Baloo is a big deal. As far as I know, it’s the world’s first display typeface family to render the ten* most-used Indic writing systems in one cohesive style. These are scripts used by 1.3 billion people.
How difficult is this task? Each of the world’s scripts has its own visual language, and the multiscript type designer must act as an interpreter to find the common ground between them. In this case: the sharp, jagged forms of Bengali and the flowing loops of Malayalam; the cadence of repetitious Tamil and the variable texture and density of the lively Telugu; the hypnotic undulation of Odia’s top curves and Gurmukhi’s squarish, solid forms; the many curls, teardrops, and terminals of Kannada and the fluid simplicity of Gujarati; the dense, top-heavy Devanagari and the streamlined, simple Latin.

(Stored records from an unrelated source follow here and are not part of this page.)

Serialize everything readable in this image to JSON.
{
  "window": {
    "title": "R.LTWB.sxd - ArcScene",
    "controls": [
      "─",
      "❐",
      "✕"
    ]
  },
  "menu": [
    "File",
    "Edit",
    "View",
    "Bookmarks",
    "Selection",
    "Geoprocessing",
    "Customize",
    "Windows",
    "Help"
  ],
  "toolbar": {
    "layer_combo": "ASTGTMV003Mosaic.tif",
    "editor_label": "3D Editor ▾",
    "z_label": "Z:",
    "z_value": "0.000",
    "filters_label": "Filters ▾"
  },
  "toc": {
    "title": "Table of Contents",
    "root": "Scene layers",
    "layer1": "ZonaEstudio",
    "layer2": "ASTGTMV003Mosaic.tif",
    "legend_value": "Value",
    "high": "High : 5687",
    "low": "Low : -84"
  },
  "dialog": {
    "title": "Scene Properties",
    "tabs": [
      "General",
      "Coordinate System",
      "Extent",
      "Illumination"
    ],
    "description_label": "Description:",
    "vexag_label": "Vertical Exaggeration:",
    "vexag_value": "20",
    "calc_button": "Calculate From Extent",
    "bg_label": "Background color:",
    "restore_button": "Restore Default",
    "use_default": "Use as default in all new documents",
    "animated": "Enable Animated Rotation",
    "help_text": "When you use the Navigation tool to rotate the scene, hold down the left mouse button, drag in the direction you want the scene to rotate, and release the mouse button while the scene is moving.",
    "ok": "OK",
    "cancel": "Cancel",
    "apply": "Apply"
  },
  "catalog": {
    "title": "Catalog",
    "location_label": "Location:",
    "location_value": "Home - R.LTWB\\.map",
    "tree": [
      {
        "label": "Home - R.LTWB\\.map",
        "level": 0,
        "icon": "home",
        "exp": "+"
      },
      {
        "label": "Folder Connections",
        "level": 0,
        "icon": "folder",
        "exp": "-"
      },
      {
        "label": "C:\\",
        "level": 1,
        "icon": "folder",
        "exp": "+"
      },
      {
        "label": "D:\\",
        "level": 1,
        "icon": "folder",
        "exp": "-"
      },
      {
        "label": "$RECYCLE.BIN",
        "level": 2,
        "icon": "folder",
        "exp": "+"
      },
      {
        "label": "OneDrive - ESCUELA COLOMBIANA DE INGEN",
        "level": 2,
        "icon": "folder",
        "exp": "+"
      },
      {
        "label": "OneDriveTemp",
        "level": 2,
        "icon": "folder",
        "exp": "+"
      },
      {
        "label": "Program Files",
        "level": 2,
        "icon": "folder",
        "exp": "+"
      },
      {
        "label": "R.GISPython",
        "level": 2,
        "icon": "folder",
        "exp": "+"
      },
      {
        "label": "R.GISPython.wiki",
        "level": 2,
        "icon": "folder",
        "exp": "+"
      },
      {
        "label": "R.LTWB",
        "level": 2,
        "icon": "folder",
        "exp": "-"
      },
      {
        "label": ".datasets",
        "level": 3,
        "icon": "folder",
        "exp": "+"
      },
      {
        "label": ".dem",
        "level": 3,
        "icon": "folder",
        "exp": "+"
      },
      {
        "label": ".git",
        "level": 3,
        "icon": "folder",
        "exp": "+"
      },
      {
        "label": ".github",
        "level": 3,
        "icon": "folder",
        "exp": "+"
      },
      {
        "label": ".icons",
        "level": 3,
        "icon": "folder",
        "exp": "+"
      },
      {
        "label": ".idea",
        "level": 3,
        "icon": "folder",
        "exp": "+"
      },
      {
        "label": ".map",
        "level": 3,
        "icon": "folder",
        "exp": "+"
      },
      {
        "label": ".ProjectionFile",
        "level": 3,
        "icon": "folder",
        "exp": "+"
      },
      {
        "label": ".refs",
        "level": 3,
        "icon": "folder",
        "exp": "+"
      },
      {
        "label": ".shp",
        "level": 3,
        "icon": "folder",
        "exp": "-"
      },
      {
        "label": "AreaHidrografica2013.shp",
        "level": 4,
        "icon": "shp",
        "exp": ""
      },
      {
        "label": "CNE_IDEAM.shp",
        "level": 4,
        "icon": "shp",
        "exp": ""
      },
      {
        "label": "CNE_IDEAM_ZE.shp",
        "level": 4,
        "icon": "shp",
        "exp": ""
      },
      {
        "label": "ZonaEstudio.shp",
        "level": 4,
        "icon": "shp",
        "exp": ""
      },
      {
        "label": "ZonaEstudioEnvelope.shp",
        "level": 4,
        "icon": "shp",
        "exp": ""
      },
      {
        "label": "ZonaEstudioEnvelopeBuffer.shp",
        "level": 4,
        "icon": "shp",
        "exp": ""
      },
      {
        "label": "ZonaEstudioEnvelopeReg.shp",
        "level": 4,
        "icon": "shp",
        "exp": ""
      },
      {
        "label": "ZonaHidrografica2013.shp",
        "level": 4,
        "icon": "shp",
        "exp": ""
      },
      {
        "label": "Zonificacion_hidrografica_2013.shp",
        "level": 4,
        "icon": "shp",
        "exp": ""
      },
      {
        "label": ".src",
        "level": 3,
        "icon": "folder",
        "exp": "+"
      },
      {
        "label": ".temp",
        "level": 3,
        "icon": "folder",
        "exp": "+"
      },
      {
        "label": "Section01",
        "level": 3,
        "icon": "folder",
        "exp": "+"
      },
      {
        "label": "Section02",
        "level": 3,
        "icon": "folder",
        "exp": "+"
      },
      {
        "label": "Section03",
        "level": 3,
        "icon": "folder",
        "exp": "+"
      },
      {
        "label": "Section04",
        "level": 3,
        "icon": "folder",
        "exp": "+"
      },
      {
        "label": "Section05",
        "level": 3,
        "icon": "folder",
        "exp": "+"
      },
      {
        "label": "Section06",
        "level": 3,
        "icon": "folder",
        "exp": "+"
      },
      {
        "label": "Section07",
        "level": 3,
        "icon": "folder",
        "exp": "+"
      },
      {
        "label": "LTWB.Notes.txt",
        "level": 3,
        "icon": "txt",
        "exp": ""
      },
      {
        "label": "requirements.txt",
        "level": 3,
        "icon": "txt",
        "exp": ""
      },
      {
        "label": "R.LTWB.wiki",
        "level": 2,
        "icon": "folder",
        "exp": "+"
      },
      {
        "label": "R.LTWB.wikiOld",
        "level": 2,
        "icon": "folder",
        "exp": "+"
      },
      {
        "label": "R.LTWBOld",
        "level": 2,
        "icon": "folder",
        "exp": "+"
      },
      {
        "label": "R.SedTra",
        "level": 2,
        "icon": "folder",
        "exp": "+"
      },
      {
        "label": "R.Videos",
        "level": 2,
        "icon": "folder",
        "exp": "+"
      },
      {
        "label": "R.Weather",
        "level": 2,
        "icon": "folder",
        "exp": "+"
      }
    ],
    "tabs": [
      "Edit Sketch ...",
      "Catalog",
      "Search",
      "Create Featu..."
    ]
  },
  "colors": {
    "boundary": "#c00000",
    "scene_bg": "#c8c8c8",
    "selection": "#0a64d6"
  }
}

It’s a delicate balancing act, and I believe that Ek Type nailed it. Baloo’s soft, thick stroke was applied with great care, subtly quieting each script’s complicated elements, and smoothing over their differences. The designers have harmonized the stems, curves, angles, loops, ticks, dots, knots, and tails of roughly 3,500 different glyphs. The scripts look like they’ve all been wrapped in the same blanket. It’s just sublime. And while I feel that the scripts’ relative sizes may not be perfect, I commend the Ek Type design team for prioritizing the clarity of each letterform, no matter how complex. If Baloo represents the very beginning of Indic multiscript display families, I can’t imagine the marvels that are yet to come.
* Baloo Bhaijan, the Arabic script variant, was added in 2017, after this review was written.
Erin McLaughlin is an independent typeface designer and consultant who specializes in South Asian writing systems. She worked previously as a type designer at Hoefler & Frere-Jones, and received an MA in Typeface Design from the University of Reading (UK).